is an Expressionist Painter with a long and distinguished resumé, the
last few decades in the Pacific Northwest where he has achieved
significant acclaim, particularly around his adopted hometown of Grants
Pass, Oregon, where seismometer data insists that a major Art
Renaissance is preparing to explode! If this proves true,
and the Grants Pass Arts Movement achieves its rightful global
prominence, Peace's contributions will be accounted great among those of
the other creative spirits responsible.
Recently Peace felt moved by recollections of the heroic tales he'd read in childhood about Davy Crocket, Jim Bowie, and all the rest of those guys who died at The Alamo. What I would have dismissed as a string of coincidences, to Peace was perceived as a calling of sorts; many, many times over a period of very few days he came across odd references to the famous battle and the Mission where it took place that he felt compeled to look into it. A week later he was on a Greyhound bus, Texas bound. Another week passed and he returned, and with him was the painting below. Further documenting the adventure, he brought back a San Antonio newspaper clipping, featuring a large color photo with himself in the foreground, painting the Alamo on location! He hasn't signed the canvas yet, so I suspect he intends to take it a little further once this first application of paint dries.

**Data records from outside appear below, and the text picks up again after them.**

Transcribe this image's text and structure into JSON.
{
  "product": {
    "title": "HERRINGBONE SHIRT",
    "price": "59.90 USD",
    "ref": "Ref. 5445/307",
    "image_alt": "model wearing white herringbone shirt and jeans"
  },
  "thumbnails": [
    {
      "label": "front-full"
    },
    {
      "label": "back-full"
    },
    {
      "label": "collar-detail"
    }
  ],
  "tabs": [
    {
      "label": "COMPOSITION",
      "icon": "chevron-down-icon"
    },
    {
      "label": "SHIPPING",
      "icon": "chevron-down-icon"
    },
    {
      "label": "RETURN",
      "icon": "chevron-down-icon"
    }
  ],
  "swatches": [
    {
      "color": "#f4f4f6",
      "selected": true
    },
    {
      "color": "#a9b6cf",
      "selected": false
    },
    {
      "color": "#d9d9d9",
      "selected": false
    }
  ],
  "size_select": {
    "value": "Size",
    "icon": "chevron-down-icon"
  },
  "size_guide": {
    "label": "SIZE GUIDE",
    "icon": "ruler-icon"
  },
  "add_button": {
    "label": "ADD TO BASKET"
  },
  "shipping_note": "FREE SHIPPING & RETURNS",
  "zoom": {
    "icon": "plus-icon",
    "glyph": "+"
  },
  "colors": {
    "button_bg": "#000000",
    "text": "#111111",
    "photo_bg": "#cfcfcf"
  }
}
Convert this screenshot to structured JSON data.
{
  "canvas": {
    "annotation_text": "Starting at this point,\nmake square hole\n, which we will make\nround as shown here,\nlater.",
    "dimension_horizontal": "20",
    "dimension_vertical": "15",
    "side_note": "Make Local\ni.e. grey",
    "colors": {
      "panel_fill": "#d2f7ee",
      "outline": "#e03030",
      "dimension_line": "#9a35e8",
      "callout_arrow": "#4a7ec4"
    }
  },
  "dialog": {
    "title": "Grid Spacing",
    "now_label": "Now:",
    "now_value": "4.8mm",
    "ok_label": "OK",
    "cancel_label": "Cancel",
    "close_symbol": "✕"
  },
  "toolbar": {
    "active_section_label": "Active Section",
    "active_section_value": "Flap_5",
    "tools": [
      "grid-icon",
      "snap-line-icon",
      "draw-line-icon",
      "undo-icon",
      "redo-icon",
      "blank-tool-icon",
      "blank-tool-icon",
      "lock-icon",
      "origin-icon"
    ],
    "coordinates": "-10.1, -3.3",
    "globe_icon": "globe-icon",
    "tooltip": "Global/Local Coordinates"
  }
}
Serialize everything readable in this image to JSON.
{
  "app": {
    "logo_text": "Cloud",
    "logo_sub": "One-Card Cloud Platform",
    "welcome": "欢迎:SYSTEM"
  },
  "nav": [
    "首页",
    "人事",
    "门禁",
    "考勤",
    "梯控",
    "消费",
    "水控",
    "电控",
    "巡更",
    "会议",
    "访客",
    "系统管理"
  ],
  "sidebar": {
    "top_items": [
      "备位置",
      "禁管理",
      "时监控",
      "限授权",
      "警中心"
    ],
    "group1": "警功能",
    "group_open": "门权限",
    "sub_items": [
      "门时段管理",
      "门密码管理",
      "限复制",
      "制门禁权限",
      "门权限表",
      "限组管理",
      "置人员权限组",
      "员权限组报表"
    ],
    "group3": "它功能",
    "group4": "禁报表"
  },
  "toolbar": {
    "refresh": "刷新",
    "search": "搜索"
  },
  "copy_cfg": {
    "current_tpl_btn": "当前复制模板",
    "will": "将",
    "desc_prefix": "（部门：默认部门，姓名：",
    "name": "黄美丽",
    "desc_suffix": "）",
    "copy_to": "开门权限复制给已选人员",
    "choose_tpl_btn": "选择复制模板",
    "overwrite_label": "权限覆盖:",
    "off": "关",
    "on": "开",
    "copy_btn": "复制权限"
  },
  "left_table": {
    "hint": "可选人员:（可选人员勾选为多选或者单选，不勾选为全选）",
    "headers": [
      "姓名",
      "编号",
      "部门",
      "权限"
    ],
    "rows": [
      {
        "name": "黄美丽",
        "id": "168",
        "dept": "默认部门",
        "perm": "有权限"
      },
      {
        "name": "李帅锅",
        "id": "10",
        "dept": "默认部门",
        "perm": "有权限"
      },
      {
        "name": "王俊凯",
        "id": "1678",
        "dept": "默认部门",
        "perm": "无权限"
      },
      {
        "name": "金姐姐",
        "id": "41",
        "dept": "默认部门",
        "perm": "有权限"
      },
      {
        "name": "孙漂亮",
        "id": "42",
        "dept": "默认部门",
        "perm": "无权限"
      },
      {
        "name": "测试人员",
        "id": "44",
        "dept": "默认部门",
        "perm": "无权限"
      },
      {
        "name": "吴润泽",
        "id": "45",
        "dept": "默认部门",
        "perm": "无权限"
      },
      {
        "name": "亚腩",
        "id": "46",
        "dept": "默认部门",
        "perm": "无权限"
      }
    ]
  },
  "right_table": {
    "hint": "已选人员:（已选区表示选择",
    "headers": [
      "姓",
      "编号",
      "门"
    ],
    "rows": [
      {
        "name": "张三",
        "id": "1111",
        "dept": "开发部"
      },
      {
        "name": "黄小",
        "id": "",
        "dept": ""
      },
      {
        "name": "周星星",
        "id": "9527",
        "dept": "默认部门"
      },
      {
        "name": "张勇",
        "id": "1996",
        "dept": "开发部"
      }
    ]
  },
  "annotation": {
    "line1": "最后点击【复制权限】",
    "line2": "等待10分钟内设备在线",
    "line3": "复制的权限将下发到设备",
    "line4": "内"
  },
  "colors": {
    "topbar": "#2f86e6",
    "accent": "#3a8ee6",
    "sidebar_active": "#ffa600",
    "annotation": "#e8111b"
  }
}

I myself disagree with the idolization of the defenders of the Alamo, and not just because I'm a pacifist, but yes, there is that too. Nevertheless, I also feel that there another solution, a simpler solution if you disregard man's testosterone fueled tendency to gravitate towards conflict. It should all be rather obvious after viewing the next painting.
I was with Peace when he began this one, the oldest in this online collection. We had our easels set up side by side at the 1997 Shriner's Circus, held at the Josephine County Fairgrounds as a fundraiser, largely to support the Shriners' Children's Hospital in Portland. Peace and I had both helped telemarket tickets to this event (working for Miss Vickie, who used to bring zoo animals to television's Romper Room!) and part of the deal was that we got to set up our easels and paint it (alas, my masterpiece remains unfinished...)
Anyhow, the point I started to make was that rather than spending those last few days of securing their certain-to-fail fortifications, Crockett and his men should have been honing up their juggling skills, teaching their donkeys to dance, working on magic tricks, and so forth. Brewing up a big batch of moonshine might've also helped, for had they put on a good enough show for Santa Anna and his troops, all of the bloodshed could've been avoided while still buying time for Sam Houston to prepare for San Jacinto. I could be wrong but it doesn't happen often.
As it turns out, he went downtown and painted the local theatre, shown above. Unsigned as of this photographing, I suspect he intends to work on it some more.
This is the Rogue River, upstream from the Parkway Bridge and Alton Baker Park. A popular local swimming hole.
Curtis Otto's Art